> _How to complete this task_: Write out every entry exactly as it appears, omitting the pictures.

> _Extracted material_:

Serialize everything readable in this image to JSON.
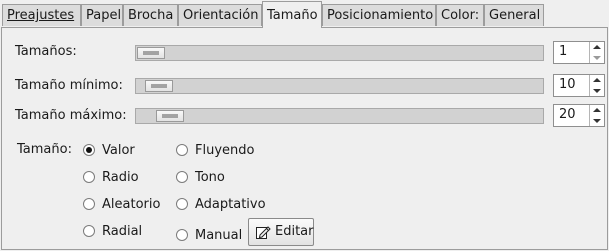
{
  "tabs": [
    {
      "label": "Preajustes",
      "active": false
    },
    {
      "label": "Papel",
      "active": false
    },
    {
      "label": "Brocha",
      "active": false
    },
    {
      "label": "Orientación",
      "active": false
    },
    {
      "label": "Tamaño",
      "active": true
    },
    {
      "label": "Posicionamiento",
      "active": false
    },
    {
      "label": "Color:",
      "active": false
    },
    {
      "label": "General",
      "active": false
    }
  ],
  "sliders": [
    {
      "label": "Tamaños:",
      "value": "1",
      "level": 0.0
    },
    {
      "label": "Tamaño mínimo:",
      "value": "10",
      "level": 0.02
    },
    {
      "label": "Tamaño máximo:",
      "value": "20",
      "level": 0.05
    }
  ],
  "size_mode": {
    "label": "Tamaño:",
    "options": [
      "Valor",
      "Radio",
      "Aleatorio",
      "Radial",
      "Fluyendo",
      "Tono",
      "Adaptativo",
      "Manual"
    ],
    "selected": "Valor"
  },
  "edit_button": {
    "label": "Editar",
    "icon": "edit-icon"
  }
}
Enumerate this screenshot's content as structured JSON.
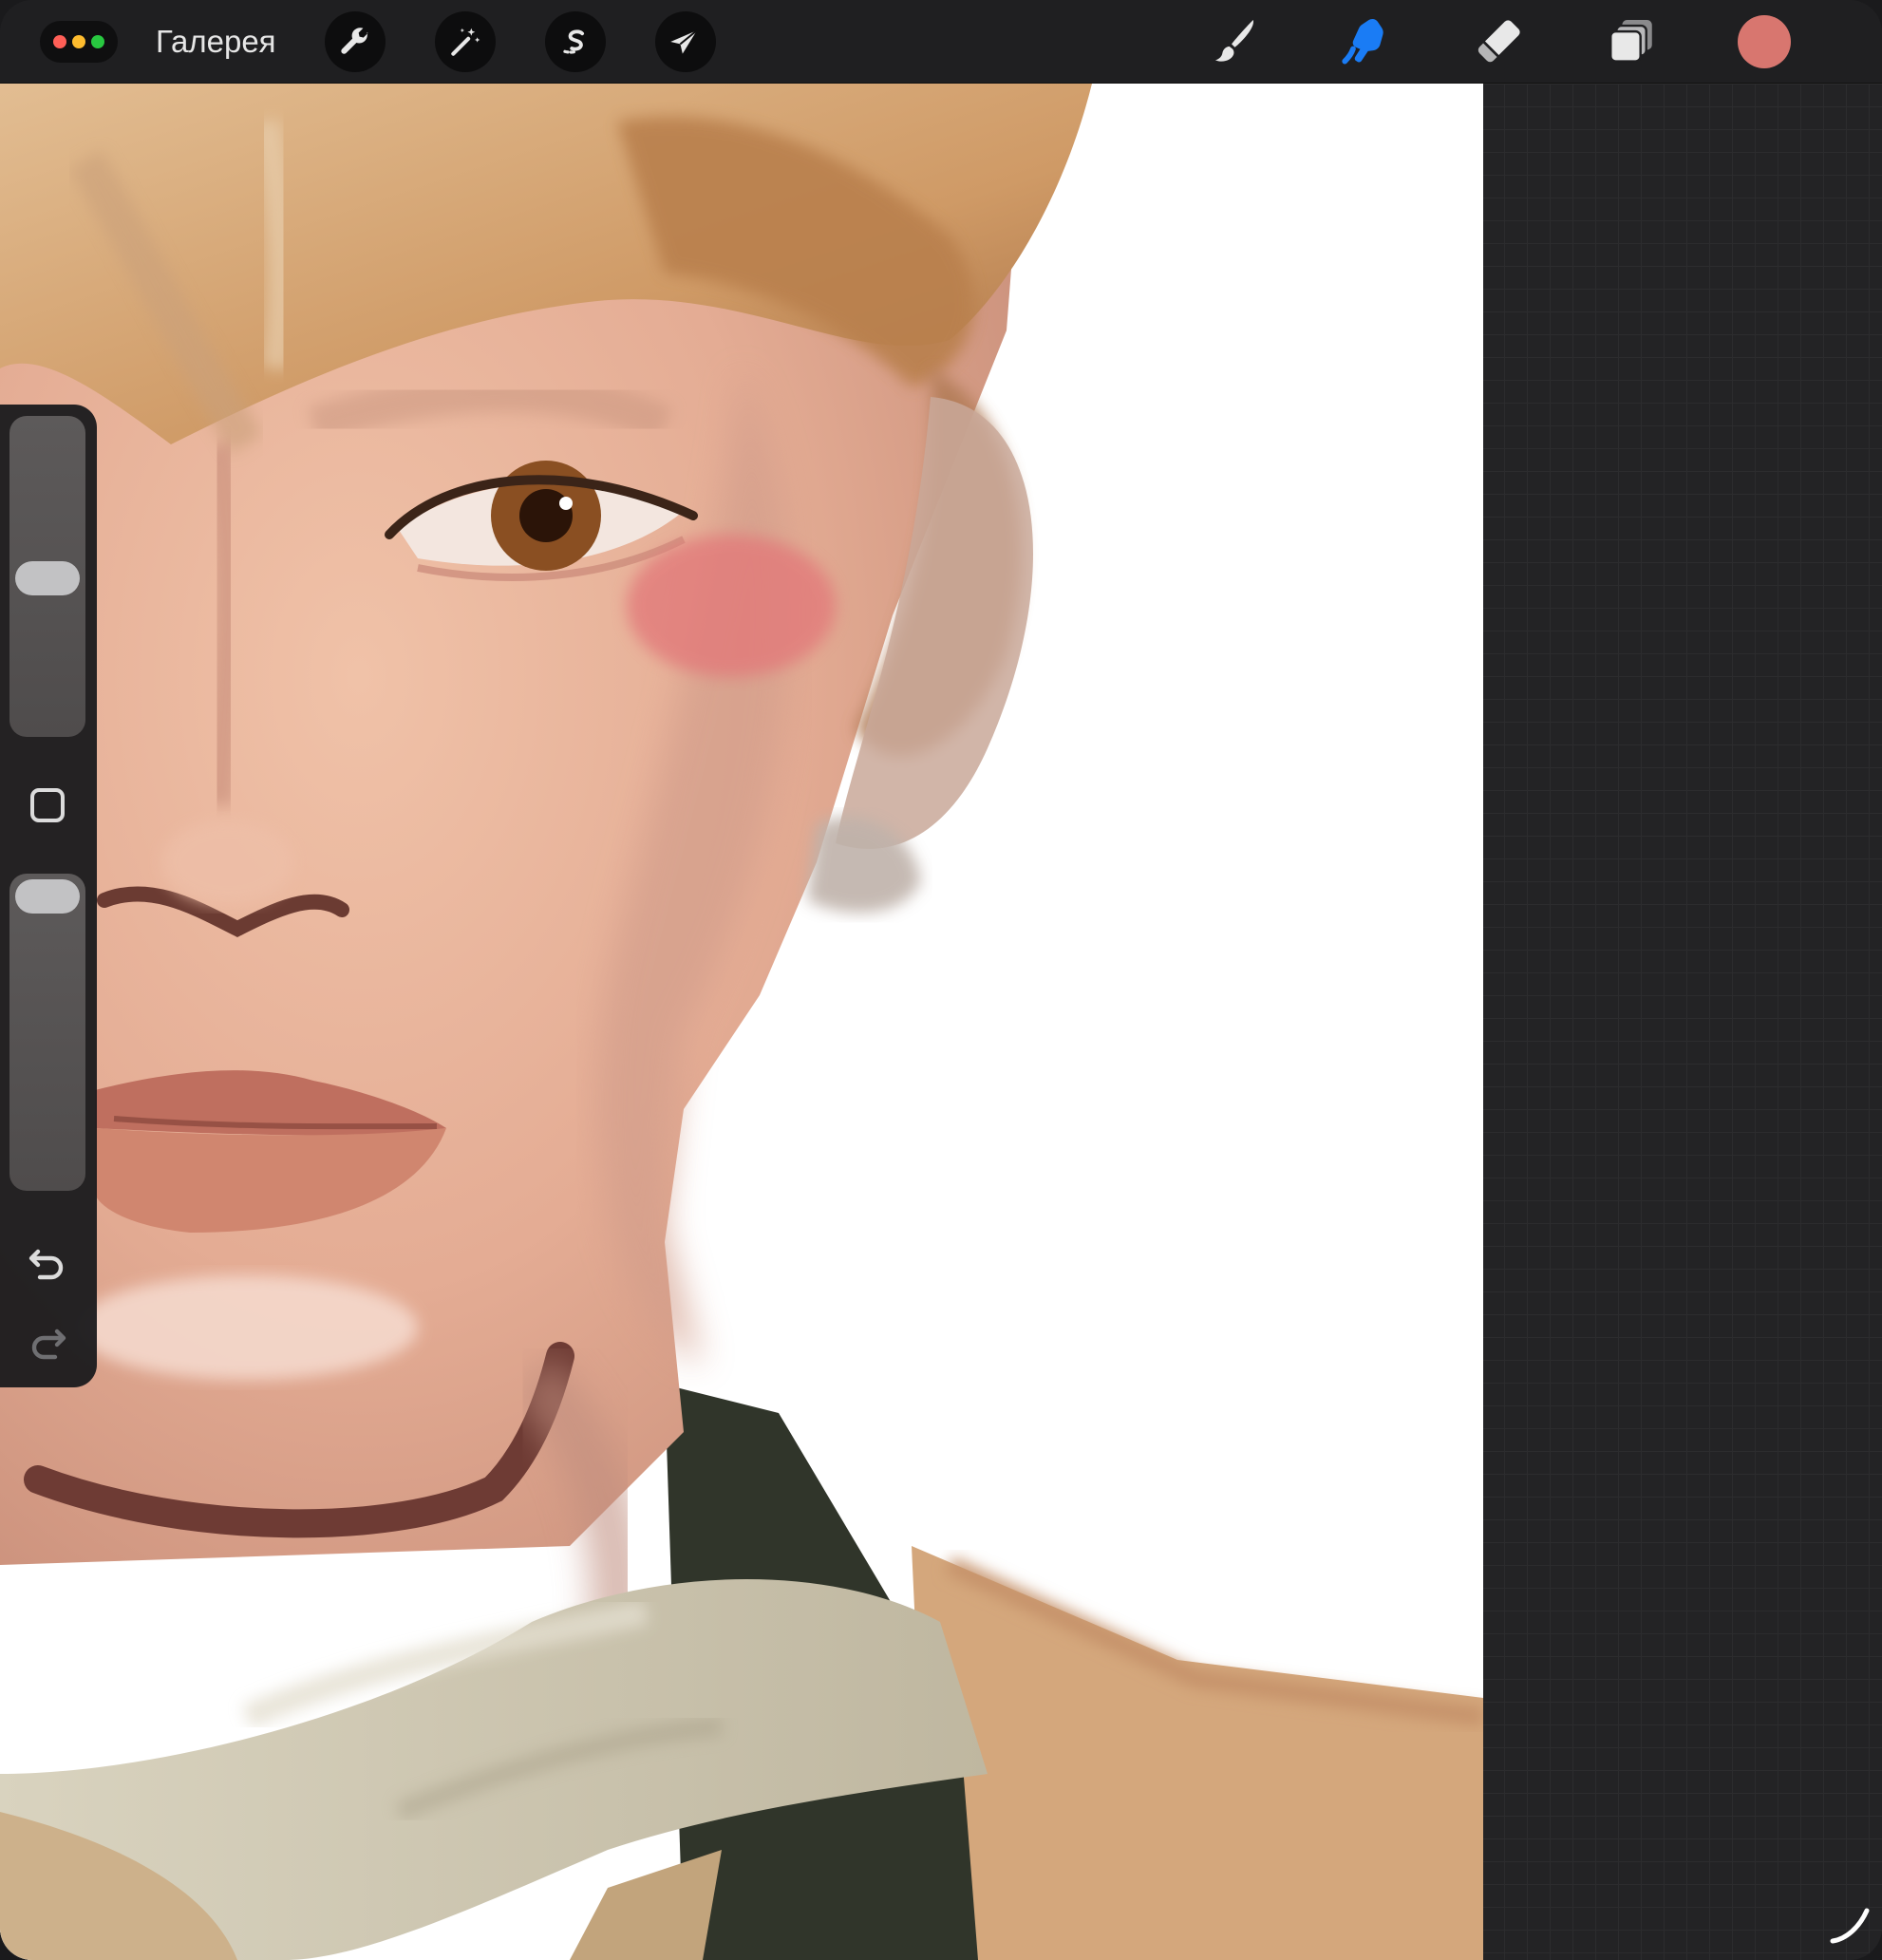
{
  "toolbar": {
    "gallery_label": "Галерея",
    "left_tools": [
      {
        "name": "actions",
        "icon": "wrench-icon"
      },
      {
        "name": "adjustments",
        "icon": "magic-wand-icon"
      },
      {
        "name": "selection",
        "icon": "selection-s-icon"
      },
      {
        "name": "transform",
        "icon": "arrow-cursor-icon"
      }
    ],
    "right_tools": [
      {
        "name": "brush",
        "icon": "brush-icon",
        "active": false
      },
      {
        "name": "smudge",
        "icon": "smudge-finger-icon",
        "active": true
      },
      {
        "name": "eraser",
        "icon": "eraser-icon",
        "active": false
      },
      {
        "name": "layers",
        "icon": "layers-icon",
        "active": false
      }
    ],
    "current_color": "#d8766f"
  },
  "colors": {
    "accent_active": "#1a7cf5",
    "icon_default": "#e8e8e8",
    "toolbar_bg": "#1f1f21"
  },
  "sidebar": {
    "brush_size_level": 0.52,
    "opacity_level": 0.05,
    "modify_button_icon": "square-modify-icon",
    "undo_icon": "undo-icon",
    "redo_icon": "redo-icon"
  }
}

> _Exercise answer_:
Serialize everything readable in this image to JSON.
{
  "tabs": [
    {
      "label": "Preajustes",
      "active": false
    },
    {
      "label": "Papel",
      "active": false
    },
    {
      "label": "Brocha",
      "active": false
    },
    {
      "label": "Orientación",
      "active": false
    },
    {
      "label": "Tamaño",
      "active": true
    },
    {
      "label": "Posicionamiento",
      "active": false
    },
    {
      "label": "Color:",
      "active": false
    },
    {
      "label": "General",
      "active": false
    }
  ],
  "sliders": [
    {
      "label": "Tamaños:",
      "value": "1",
      "level": 0.0
    },
    {
      "label": "Tamaño mínimo:",
      "value": "10",
      "level": 0.02
    },
    {
      "label": "Tamaño máximo:",
      "value": "20",
      "level": 0.05
    }
  ],
  "size_mode": {
    "label": "Tamaño:",
    "options": [
      "Valor",
      "Radio",
      "Aleatorio",
      "Radial",
      "Fluyendo",
      "Tono",
      "Adaptativo",
      "Manual"
    ],
    "selected": "Valor"
  },
  "edit_button": {
    "label": "Editar",
    "icon": "edit-icon"
  }
}
Enumerate this screenshot's content as structured JSON.
{
  "toolbar": {
    "gallery_label": "Галерея",
    "left_tools": [
      {
        "name": "actions",
        "icon": "wrench-icon"
      },
      {
        "name": "adjustments",
        "icon": "magic-wand-icon"
      },
      {
        "name": "selection",
        "icon": "selection-s-icon"
      },
      {
        "name": "transform",
        "icon": "arrow-cursor-icon"
      }
    ],
    "right_tools": [
      {
        "name": "brush",
        "icon": "brush-icon",
        "active": false
      },
      {
        "name": "smudge",
        "icon": "smudge-finger-icon",
        "active": true
      },
      {
        "name": "eraser",
        "icon": "eraser-icon",
        "active": false
      },
      {
        "name": "layers",
        "icon": "layers-icon",
        "active": false
      }
    ],
    "current_color": "#d8766f"
  },
  "colors": {
    "accent_active": "#1a7cf5",
    "icon_default": "#e8e8e8",
    "toolbar_bg": "#1f1f21"
  },
  "sidebar": {
    "brush_size_level": 0.52,
    "opacity_level": 0.05,
    "modify_button_icon": "square-modify-icon",
    "undo_icon": "undo-icon",
    "redo_icon": "redo-icon"
  }
}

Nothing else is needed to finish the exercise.